-- Material provided follows --

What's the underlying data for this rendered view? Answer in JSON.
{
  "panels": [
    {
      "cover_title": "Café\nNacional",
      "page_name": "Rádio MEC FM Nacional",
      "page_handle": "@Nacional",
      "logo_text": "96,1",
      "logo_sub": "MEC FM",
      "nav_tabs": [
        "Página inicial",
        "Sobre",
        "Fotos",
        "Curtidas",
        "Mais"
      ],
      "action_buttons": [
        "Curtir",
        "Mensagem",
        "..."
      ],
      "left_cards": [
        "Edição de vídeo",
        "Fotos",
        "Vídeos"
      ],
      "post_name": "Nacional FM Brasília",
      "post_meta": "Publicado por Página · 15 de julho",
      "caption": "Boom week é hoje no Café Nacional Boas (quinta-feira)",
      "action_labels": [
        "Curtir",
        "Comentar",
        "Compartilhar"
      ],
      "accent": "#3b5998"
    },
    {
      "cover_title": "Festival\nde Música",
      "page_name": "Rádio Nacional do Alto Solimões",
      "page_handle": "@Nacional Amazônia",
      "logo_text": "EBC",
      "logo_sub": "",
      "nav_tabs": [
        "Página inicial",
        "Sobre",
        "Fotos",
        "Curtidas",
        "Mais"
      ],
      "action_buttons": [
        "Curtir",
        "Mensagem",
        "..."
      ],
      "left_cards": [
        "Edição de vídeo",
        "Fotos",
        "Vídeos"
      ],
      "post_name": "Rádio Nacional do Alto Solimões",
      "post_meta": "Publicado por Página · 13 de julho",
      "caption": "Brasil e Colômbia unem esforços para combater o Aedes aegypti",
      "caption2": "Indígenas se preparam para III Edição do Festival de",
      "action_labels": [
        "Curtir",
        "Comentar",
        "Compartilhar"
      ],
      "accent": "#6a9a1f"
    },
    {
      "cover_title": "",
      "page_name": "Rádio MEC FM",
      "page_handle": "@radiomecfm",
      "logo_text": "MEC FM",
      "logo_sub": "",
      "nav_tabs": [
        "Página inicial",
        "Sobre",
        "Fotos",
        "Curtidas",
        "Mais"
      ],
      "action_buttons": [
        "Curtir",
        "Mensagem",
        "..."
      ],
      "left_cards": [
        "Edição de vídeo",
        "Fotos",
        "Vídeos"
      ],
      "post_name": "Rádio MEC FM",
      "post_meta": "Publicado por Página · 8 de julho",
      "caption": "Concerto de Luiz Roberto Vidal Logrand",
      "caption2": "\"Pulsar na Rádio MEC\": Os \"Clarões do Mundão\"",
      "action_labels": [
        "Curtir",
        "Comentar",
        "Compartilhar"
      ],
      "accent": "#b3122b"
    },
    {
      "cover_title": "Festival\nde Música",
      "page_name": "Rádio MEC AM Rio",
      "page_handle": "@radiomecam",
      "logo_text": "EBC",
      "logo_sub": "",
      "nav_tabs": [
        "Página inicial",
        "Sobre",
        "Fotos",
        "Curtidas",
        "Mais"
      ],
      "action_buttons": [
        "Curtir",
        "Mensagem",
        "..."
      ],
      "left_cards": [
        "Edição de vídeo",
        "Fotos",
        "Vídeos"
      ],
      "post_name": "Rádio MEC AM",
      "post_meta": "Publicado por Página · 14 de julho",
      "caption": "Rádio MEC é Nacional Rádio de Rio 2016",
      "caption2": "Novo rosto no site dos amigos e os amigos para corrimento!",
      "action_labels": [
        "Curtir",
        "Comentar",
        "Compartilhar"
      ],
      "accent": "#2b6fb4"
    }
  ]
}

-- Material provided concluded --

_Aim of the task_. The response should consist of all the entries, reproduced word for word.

_Finished task_.
What's the underlying data for this rendered view? Answer in JSON.
{
  "panels": [
    {
      "cover_title": "Café\nNacional",
      "page_name": "Rádio MEC FM Nacional",
      "page_handle": "@Nacional",
      "logo_text": "96,1",
      "logo_sub": "MEC FM",
      "nav_tabs": [
        "Página inicial",
        "Sobre",
        "Fotos",
        "Curtidas",
        "Mais"
      ],
      "action_buttons": [
        "Curtir",
        "Mensagem",
        "..."
      ],
      "left_cards": [
        "Edição de vídeo",
        "Fotos",
        "Vídeos"
      ],
      "post_name": "Nacional FM Brasília",
      "post_meta": "Publicado por Página · 15 de julho",
      "caption": "Boom week é hoje no Café Nacional Boas (quinta-feira)",
      "action_labels": [
        "Curtir",
        "Comentar",
        "Compartilhar"
      ],
      "accent": "#3b5998"
    },
    {
      "cover_title": "Festival\nde Música",
      "page_name": "Rádio Nacional do Alto Solimões",
      "page_handle": "@Nacional Amazônia",
      "logo_text": "EBC",
      "logo_sub": "",
      "nav_tabs": [
        "Página inicial",
        "Sobre",
        "Fotos",
        "Curtidas",
        "Mais"
      ],
      "action_buttons": [
        "Curtir",
        "Mensagem",
        "..."
      ],
      "left_cards": [
        "Edição de vídeo",
        "Fotos",
        "Vídeos"
      ],
      "post_name": "Rádio Nacional do Alto Solimões",
      "post_meta": "Publicado por Página · 13 de julho",
      "caption": "Brasil e Colômbia unem esforços para combater o Aedes aegypti",
      "caption2": "Indígenas se preparam para III Edição do Festival de",
      "action_labels": [
        "Curtir",
        "Comentar",
        "Compartilhar"
      ],
      "accent": "#6a9a1f"
    },
    {
      "cover_title": "",
      "page_name": "Rádio MEC FM",
      "page_handle": "@radiomecfm",
      "logo_text": "MEC FM",
      "logo_sub": "",
      "nav_tabs": [
        "Página inicial",
        "Sobre",
        "Fotos",
        "Curtidas",
        "Mais"
      ],
      "action_buttons": [
        "Curtir",
        "Mensagem",
        "..."
      ],
      "left_cards": [
        "Edição de vídeo",
        "Fotos",
        "Vídeos"
      ],
      "post_name": "Rádio MEC FM",
      "post_meta": "Publicado por Página · 8 de julho",
      "caption": "Concerto de Luiz Roberto Vidal Logrand",
      "caption2": "\"Pulsar na Rádio MEC\": Os \"Clarões do Mundão\"",
      "action_labels": [
        "Curtir",
        "Comentar",
        "Compartilhar"
      ],
      "accent": "#b3122b"
    },
    {
      "cover_title": "Festival\nde Música",
      "page_name": "Rádio MEC AM Rio",
      "page_handle": "@radiomecam",
      "logo_text": "EBC",
      "logo_sub": "",
      "nav_tabs": [
        "Página inicial",
        "Sobre",
        "Fotos",
        "Curtidas",
        "Mais"
      ],
      "action_buttons": [
        "Curtir",
        "Mensagem",
        "..."
      ],
      "left_cards": [
        "Edição de vídeo",
        "Fotos",
        "Vídeos"
      ],
      "post_name": "Rádio MEC AM",
      "post_meta": "Publicado por Página · 14 de julho",
      "caption": "Rádio MEC é Nacional Rádio de Rio 2016",
      "caption2": "Novo rosto no site dos amigos e os amigos para corrimento!",
      "action_labels": [
        "Curtir",
        "Comentar",
        "Compartilhar"
      ],
      "accent": "#2b6fb4"
    }
  ]
}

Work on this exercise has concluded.